Rules to protect water investment
While it’s certainly true the law requires water quality improvements in the Waikato and Waipa rivers, there’s also a major practical financial reason for upping our game.
The proposed Healthy Rivers Wai Ora plan change will protect the existing public and private investment in the health of the rivers.
Sixty years ago, bacteria levels in the Waikato River passing through Hamilton were 100 times more than today.
A big part of improving that situation has involved Hamilton residents and businesses, through the city council, investing many millions of dollars to clean up discharges to the river.
There’s a similar investment story for all our rivers and lakes, from Turangi on the southern shores of Lake Taupo, through the Waikato River system, all the way to Port Waikato.
It’s the same for the Waipa River, from Te Kuiti downstream.
Every year, urban ratepayers invest more than $60 million to improve wastewater discharges to these rivers.
Taxpayers, too, from Bluff to Kaitaia are investing heavily.
They’ve chipped in more than $35 million for cleaning up Lake Taupo and another $220 million over 30 years through the Waikato River Authority.
Private sector businesses such as Kinleith in Tokoroa and Fonterra in Te Rapa – are another part of the picture, as are the many farmers, other rural landowners, schools and community groups doing great work to improve our waterways.
For example, in 1999 there were some 2400 consented direct effluent discharges from dairy farms to waterways, now there are under 100.
That’s a 96 per cent reduction, with a big switch to applying effluent to land instead.
Many individual farmers have invested thousands of dollars in the likes of treating farm effluent, and fencing and planting streams.
Those same farmers tell me they’re not afraid of the proposed plan change because they’ve already done the work that’s likely to be required.
Notwithstanding all this investment in tidying up sewage, industrial and dairy shed discharges – as well as riparian planting and wetland restoration - some measures of water quality in the Waikato and Waipa rivers have continued to decline.
The main factor has been the major land use intensification within the catchments in recent decades.

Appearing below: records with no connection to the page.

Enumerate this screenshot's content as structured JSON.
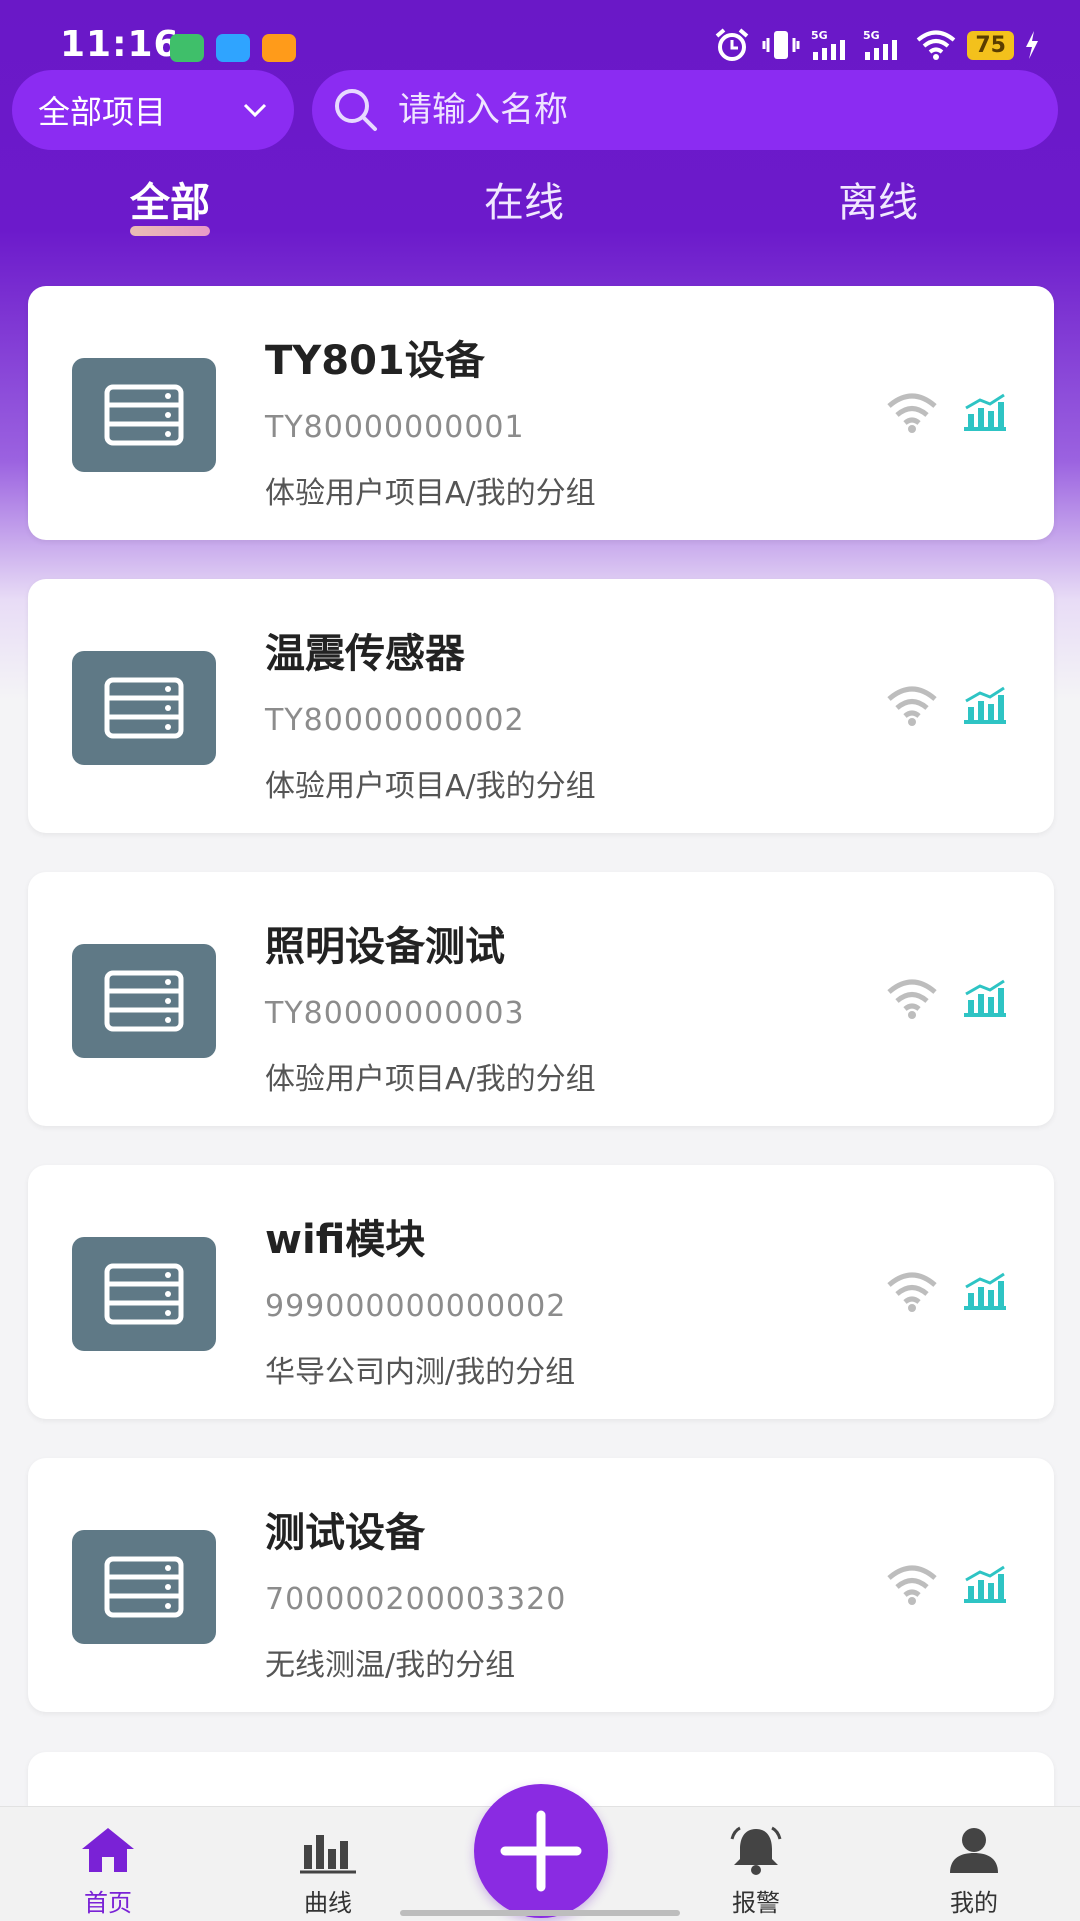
{
  "status_bar": {
    "time": "11:16",
    "battery": "75",
    "signal1": "5G",
    "signal2": "5G"
  },
  "header": {
    "project_select": "全部项目",
    "search_placeholder": "请输入名称"
  },
  "tabs": [
    {
      "label": "全部",
      "active": true
    },
    {
      "label": "在线",
      "active": false
    },
    {
      "label": "离线",
      "active": false
    }
  ],
  "devices": [
    {
      "name": "TY801设备",
      "sn": "TY80000000001",
      "group": "体验用户项目A/我的分组"
    },
    {
      "name": "温震传感器",
      "sn": "TY80000000002",
      "group": "体验用户项目A/我的分组"
    },
    {
      "name": "照明设备测试",
      "sn": "TY80000000003",
      "group": "体验用户项目A/我的分组"
    },
    {
      "name": "wifi模块",
      "sn": "999000000000002",
      "group": "华导公司内测/我的分组"
    },
    {
      "name": "测试设备",
      "sn": "700000200003320",
      "group": "无线测温/我的分组"
    }
  ],
  "bottom_nav": [
    {
      "label": "首页",
      "icon": "home-icon",
      "active": true
    },
    {
      "label": "曲线",
      "icon": "chart-icon",
      "active": false
    },
    {
      "label": "报警",
      "icon": "bell-icon",
      "active": false
    },
    {
      "label": "我的",
      "icon": "user-icon",
      "active": false
    }
  ],
  "colors": {
    "primary": "#6a18c7",
    "accent": "#8a2be2",
    "device_icon_bg": "#5f7986",
    "chart_teal": "#2ec4c4"
  }
}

Over the past 10 years we have had an area six times the size of Hamilton city converted from forestry to pasture.
Cow numbers in the Dairynzdefined Waikato climbed by almost 100,000 or around nine per cent in the seven years till 2014-15, while on the central plateau around lakes Rotorua and Taupo, which also incorporates parts of our region, the rise was nearly 50,000 or 22 per cent.
From as soon as the plan change is notified this month, a resource consent will be needed for any further intensification in the catchments.
This is designed to help prevent a ‘‘gold rush’’ of change to less environmentally friendly land uses before the proposed plan change is finalised after public submissions.
That’s fair enough in my view to help protect the region’s multimillion dollar investments in water quality while the final shape of the proposed plan change is worked out.
• Vaughan Payne is chief executive of Waikato Regional Council.
Vaughan Payne is chief executive of Waikato Regional Council.